Nature Gate: Crazy Horse National Monument, South Dakota (filter used: Denim).
Neighborhood fence, Des Plaines, Illinois (filter used: Slate) Neighborhood fence with flowers, Des Plaines, Illinois (filter used: Mercury)
Cairo Marriott Hotel gate, Cairo, Egypt (filter used: Vanilla)
Gate for a house in Rishon le Tsiyon, Israel (filter used: Slate)
Front gate at Church of All Nations, Jerusalem, Israel (filter used: Mercury)
When I saw this tree, I thought of the stories of my childhood, where families of rabbits or squirrels wearing human clothing, lived. I discovered it on one of my walks on a local walking path, which passes a couple of private homes. Someone has used the contours and scars of this tree trunk to fill in the spaces with itty-bitty doors and windows, adding details such as miniature picket fences and chimneys made of odd objects. I couldn’t resist posting this for Norm’s Thursday Doors and Cee’s Oddball Challenge.
Perhaps this is more like a tree apartment building!
Any minute I expected one of the tiny doors would open and Mama Rabbit in her apron would appear!
The chimney on this one is very clever!
Now I admire it every time I go by and the ingeniousness of its creator!

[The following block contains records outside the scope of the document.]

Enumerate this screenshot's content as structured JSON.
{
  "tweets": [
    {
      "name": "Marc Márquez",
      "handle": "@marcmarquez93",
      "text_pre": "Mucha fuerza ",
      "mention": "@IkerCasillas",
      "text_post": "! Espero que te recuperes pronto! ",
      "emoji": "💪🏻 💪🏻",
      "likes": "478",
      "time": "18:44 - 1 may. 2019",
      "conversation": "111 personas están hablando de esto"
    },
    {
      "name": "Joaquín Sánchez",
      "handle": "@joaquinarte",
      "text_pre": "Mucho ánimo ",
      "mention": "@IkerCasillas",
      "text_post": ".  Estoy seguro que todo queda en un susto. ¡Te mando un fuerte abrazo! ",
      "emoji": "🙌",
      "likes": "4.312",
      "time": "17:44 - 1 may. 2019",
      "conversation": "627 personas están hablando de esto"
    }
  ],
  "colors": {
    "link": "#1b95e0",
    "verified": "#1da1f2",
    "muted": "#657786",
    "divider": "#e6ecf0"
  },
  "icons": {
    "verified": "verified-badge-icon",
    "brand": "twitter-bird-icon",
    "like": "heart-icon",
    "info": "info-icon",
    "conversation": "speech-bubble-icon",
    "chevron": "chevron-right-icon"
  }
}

Paula at Lost in Translation’s Thursday Special – Pick a Word in August Y3 is a challenge to find a photo representing each of the following words: fortified, chic, submerged, embodiment, and prehistoric. I found good examples of each in my photos of Tanzania.
fortified – this fence of nettles and thorny acacia branches fortifies a Maasai village from potential intruders (Tanzania) chic: this male kori bustard shows off for his mate! submerged: mother & baby hippos embodiment – this reconstruction of “Lucy” is the embodiment of australopithecus afarensis, a distant ancestor of hominids, and the work archaeologists do to piece together fossilized remains to learn about the evolution of species. (Museum at Olduvai Gorge, Tanzania)
prehistoric: skull of homo habilis, Olduvai Gorge, Tanzania
These photos all contain lines that slant together with lines that are straight, which is how I selected photos for this challenge.
Slanting double trees with hyacinths
Wooden door of a storage shed
Fences create slanting lines when viewed head on – they lead to a hypothetical vanishing point. This is called one-point perspective, a basic technique used in drawing and photography. Below, a fence in León, Nicaragua followed by a fence in Des Plaines.
Buildings also offer excellent opportunity for juxtaposed slanting and straight lines using one-point perspective, such as the outside of the Des Plaines Library and …
a hallway at Writers’ Theatre in Glencoe, Illinois.and a row of chairs in that same theatre. (A few curves, too, since not all the chairs fold up uniformly!)
Nature combined with man-made structures offers another opportunity to photograph slanted and straight lines. This photo shows the contours of nature in the trees, and how they have been cut to accommodate telephone wires.